Required work: Write down the listing again exactly as it appears below, without its pictures.

Information given:
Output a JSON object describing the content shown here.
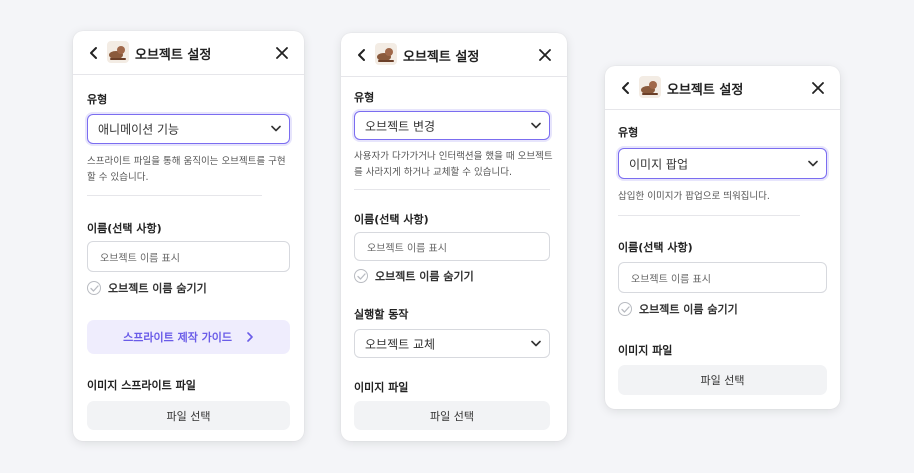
{
  "panels": [
    {
      "header": {
        "title": "오브젝트 설정",
        "thumbnail": "duck-sprite-image"
      },
      "type_label": "유형",
      "type_value": "애니메이션 기능",
      "description": "스프라이트 파일을 통해 움직이는 오브젝트를 구현할 수 있습니다.",
      "name_label": "이름(선택 사항)",
      "name_placeholder": "오브젝트 이름 표시",
      "hide_name_label": "오브젝트 이름 숨기기",
      "guide_label": "스프라이트 제작 가이드",
      "file_label": "이미지 스프라이트 파일",
      "file_button": "파일 선택"
    },
    {
      "header": {
        "title": "오브젝트 설정",
        "thumbnail": "duck-sprite-image"
      },
      "type_label": "유형",
      "type_value": "오브젝트 변경",
      "description": "사용자가 다가가거나 인터랙션을 했을 때 오브젝트를 사라지게 하거나 교체할 수 있습니다.",
      "name_label": "이름(선택 사항)",
      "name_placeholder": "오브젝트 이름 표시",
      "hide_name_label": "오브젝트 이름 숨기기",
      "action_label": "실행할 동작",
      "action_value": "오브젝트 교체",
      "file_label": "이미지 파일",
      "file_button": "파일 선택"
    },
    {
      "header": {
        "title": "오브젝트 설정",
        "thumbnail": "duck-sprite-image"
      },
      "type_label": "유형",
      "type_value": "이미지 팝업",
      "description": "삽입한 이미지가 팝업으로 띄워집니다.",
      "name_label": "이름(선택 사항)",
      "name_placeholder": "오브젝트 이름 표시",
      "hide_name_label": "오브젝트 이름 숨기기",
      "file_label": "이미지 파일",
      "file_button": "파일 선택"
    }
  ],
  "colors": {
    "accent": "#7b6df0",
    "guide_bg": "#efedfd",
    "button_bg": "#f2f3f5",
    "page_bg": "#f4f5f8"
  },
  "icons": [
    "chevron-left-icon",
    "close-icon",
    "chevron-down-icon",
    "check-circle-icon",
    "chevron-right-icon"
  ]
}
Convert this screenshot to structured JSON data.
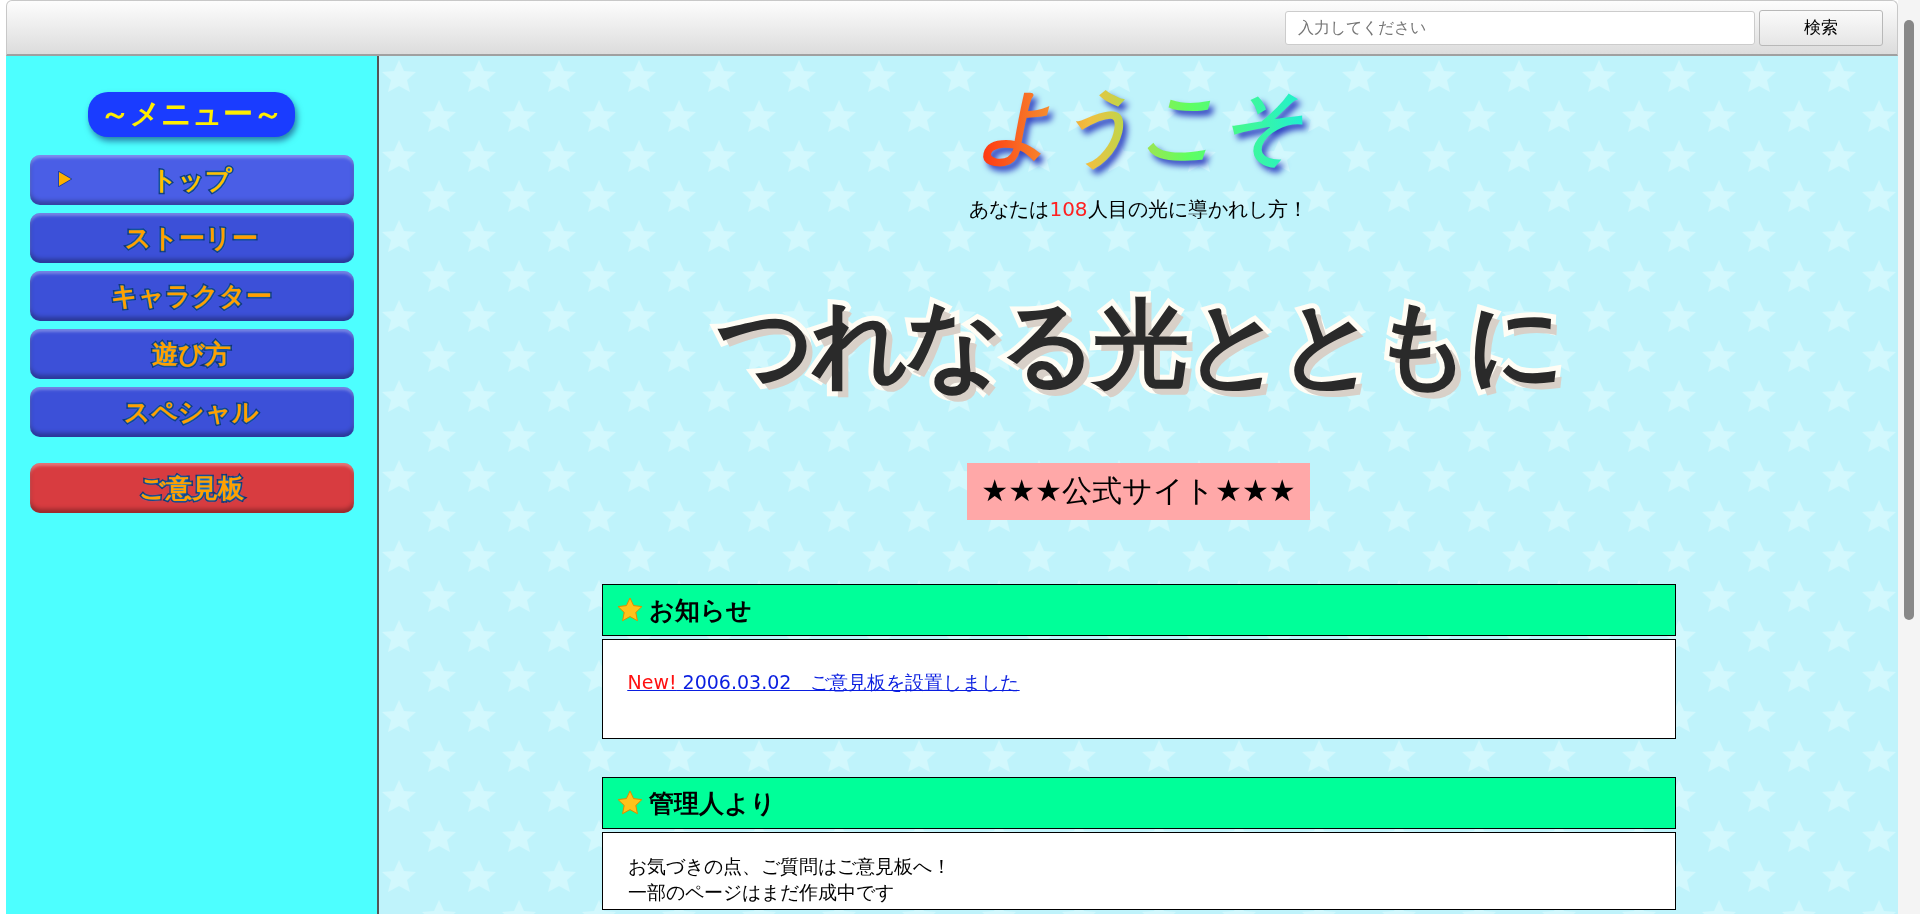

Written solution:
Output a JSON object describing the content shown here.
{
  "panels": [
    {
      "header": {
        "title": "오브젝트 설정",
        "thumbnail": "duck-sprite-image"
      },
      "type_label": "유형",
      "type_value": "애니메이션 기능",
      "description": "스프라이트 파일을 통해 움직이는 오브젝트를 구현할 수 있습니다.",
      "name_label": "이름(선택 사항)",
      "name_placeholder": "오브젝트 이름 표시",
      "hide_name_label": "오브젝트 이름 숨기기",
      "guide_label": "스프라이트 제작 가이드",
      "file_label": "이미지 스프라이트 파일",
      "file_button": "파일 선택"
    },
    {
      "header": {
        "title": "오브젝트 설정",
        "thumbnail": "duck-sprite-image"
      },
      "type_label": "유형",
      "type_value": "오브젝트 변경",
      "description": "사용자가 다가가거나 인터랙션을 했을 때 오브젝트를 사라지게 하거나 교체할 수 있습니다.",
      "name_label": "이름(선택 사항)",
      "name_placeholder": "오브젝트 이름 표시",
      "hide_name_label": "오브젝트 이름 숨기기",
      "action_label": "실행할 동작",
      "action_value": "오브젝트 교체",
      "file_label": "이미지 파일",
      "file_button": "파일 선택"
    },
    {
      "header": {
        "title": "오브젝트 설정",
        "thumbnail": "duck-sprite-image"
      },
      "type_label": "유형",
      "type_value": "이미지 팝업",
      "description": "삽입한 이미지가 팝업으로 띄워집니다.",
      "name_label": "이름(선택 사항)",
      "name_placeholder": "오브젝트 이름 표시",
      "hide_name_label": "오브젝트 이름 숨기기",
      "file_label": "이미지 파일",
      "file_button": "파일 선택"
    }
  ],
  "colors": {
    "accent": "#7b6df0",
    "guide_bg": "#efedfd",
    "button_bg": "#f2f3f5",
    "page_bg": "#f4f5f8"
  },
  "icons": [
    "chevron-left-icon",
    "close-icon",
    "chevron-down-icon",
    "check-circle-icon",
    "chevron-right-icon"
  ]
}
Convert this screenshot to structured JSON data.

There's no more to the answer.